§ **Task objective**: The data should be written out in full, exactly as it stands, and the pictures dropped.

§ **Data listing**:
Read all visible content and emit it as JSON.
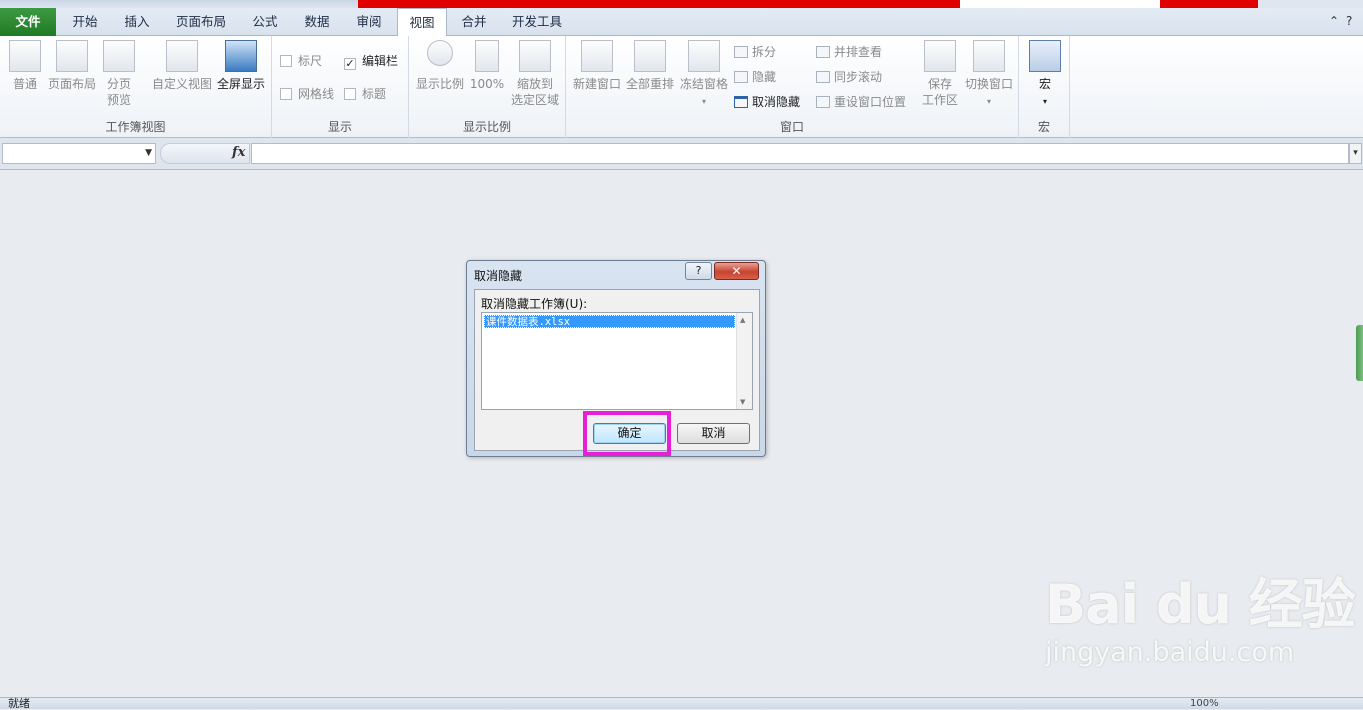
{
  "tabs": {
    "file": "文件",
    "items": [
      "开始",
      "插入",
      "页面布局",
      "公式",
      "数据",
      "审阅",
      "视图",
      "合并",
      "开发工具"
    ],
    "active": "视图"
  },
  "ribbon": {
    "workbook_views": {
      "label": "工作簿视图",
      "normal": "普通",
      "page_layout": "页面布局",
      "page_break_1": "分页",
      "page_break_2": "预览",
      "custom_views": "自定义视图",
      "full_screen": "全屏显示"
    },
    "show": {
      "label": "显示",
      "ruler": "标尺",
      "formula_bar": "编辑栏",
      "gridlines": "网格线",
      "headings": "标题",
      "formula_bar_checked": true
    },
    "zoom": {
      "label": "显示比例",
      "zoom": "显示比例",
      "hundred": "100%",
      "zoom_sel_1": "缩放到",
      "zoom_sel_2": "选定区域"
    },
    "window": {
      "label": "窗口",
      "new_window": "新建窗口",
      "arrange_all": "全部重排",
      "freeze_panes": "冻结窗格",
      "split": "拆分",
      "hide": "隐藏",
      "unhide": "取消隐藏",
      "side_by_side": "并排查看",
      "sync_scroll": "同步滚动",
      "reset_position": "重设窗口位置",
      "save_ws_1": "保存",
      "save_ws_2": "工作区",
      "switch_windows": "切换窗口"
    },
    "macros": {
      "label": "宏",
      "macros": "宏"
    }
  },
  "formula_bar": {
    "fx": "fx",
    "name_box_value": "",
    "formula_value": ""
  },
  "dialog": {
    "title": "取消隐藏",
    "help": "?",
    "close": "✕",
    "list_label": "取消隐藏工作簿(U):",
    "items": [
      "课件数据表.xlsx"
    ],
    "ok": "确定",
    "cancel": "取消"
  },
  "watermark": {
    "logo": "Bai du 经验",
    "url": "jingyan.baidu.com"
  },
  "statusbar": {
    "ready": "就绪",
    "zoom": "100%"
  },
  "colors": {
    "file_tab": "#207a25",
    "highlight": "#e81ed8",
    "selection": "#3399ff"
  }
}
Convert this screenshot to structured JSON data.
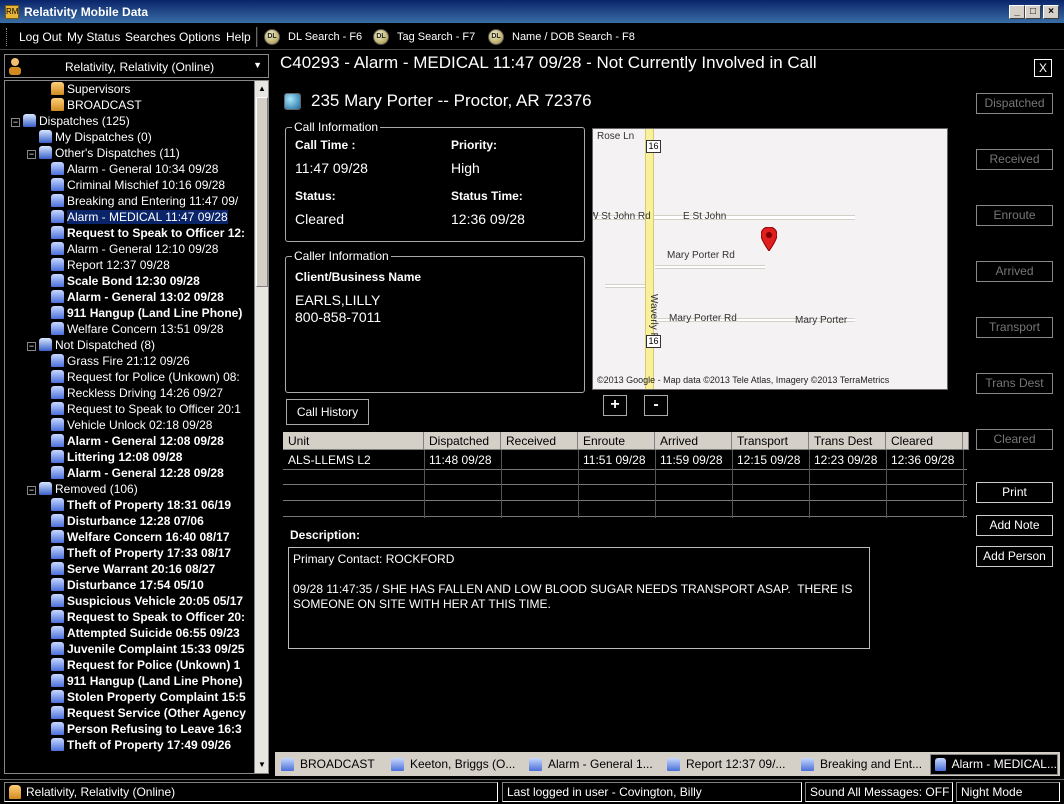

§ **Output of the exercise**:
Read all visible content and emit it as JSON.
{
  "tabs": {
    "file": "文件",
    "items": [
      "开始",
      "插入",
      "页面布局",
      "公式",
      "数据",
      "审阅",
      "视图",
      "合并",
      "开发工具"
    ],
    "active": "视图"
  },
  "ribbon": {
    "workbook_views": {
      "label": "工作簿视图",
      "normal": "普通",
      "page_layout": "页面布局",
      "page_break_1": "分页",
      "page_break_2": "预览",
      "custom_views": "自定义视图",
      "full_screen": "全屏显示"
    },
    "show": {
      "label": "显示",
      "ruler": "标尺",
      "formula_bar": "编辑栏",
      "gridlines": "网格线",
      "headings": "标题",
      "formula_bar_checked": true
    },
    "zoom": {
      "label": "显示比例",
      "zoom": "显示比例",
      "hundred": "100%",
      "zoom_sel_1": "缩放到",
      "zoom_sel_2": "选定区域"
    },
    "window": {
      "label": "窗口",
      "new_window": "新建窗口",
      "arrange_all": "全部重排",
      "freeze_panes": "冻结窗格",
      "split": "拆分",
      "hide": "隐藏",
      "unhide": "取消隐藏",
      "side_by_side": "并排查看",
      "sync_scroll": "同步滚动",
      "reset_position": "重设窗口位置",
      "save_ws_1": "保存",
      "save_ws_2": "工作区",
      "switch_windows": "切换窗口"
    },
    "macros": {
      "label": "宏",
      "macros": "宏"
    }
  },
  "formula_bar": {
    "fx": "fx",
    "name_box_value": "",
    "formula_value": ""
  },
  "dialog": {
    "title": "取消隐藏",
    "help": "?",
    "close": "✕",
    "list_label": "取消隐藏工作簿(U):",
    "items": [
      "课件数据表.xlsx"
    ],
    "ok": "确定",
    "cancel": "取消"
  },
  "watermark": {
    "logo": "Bai du 经验",
    "url": "jingyan.baidu.com"
  },
  "statusbar": {
    "ready": "就绪",
    "zoom": "100%"
  },
  "colors": {
    "file_tab": "#207a25",
    "highlight": "#e81ed8",
    "selection": "#3399ff"
  }
}
Convert this screenshot to structured JSON data.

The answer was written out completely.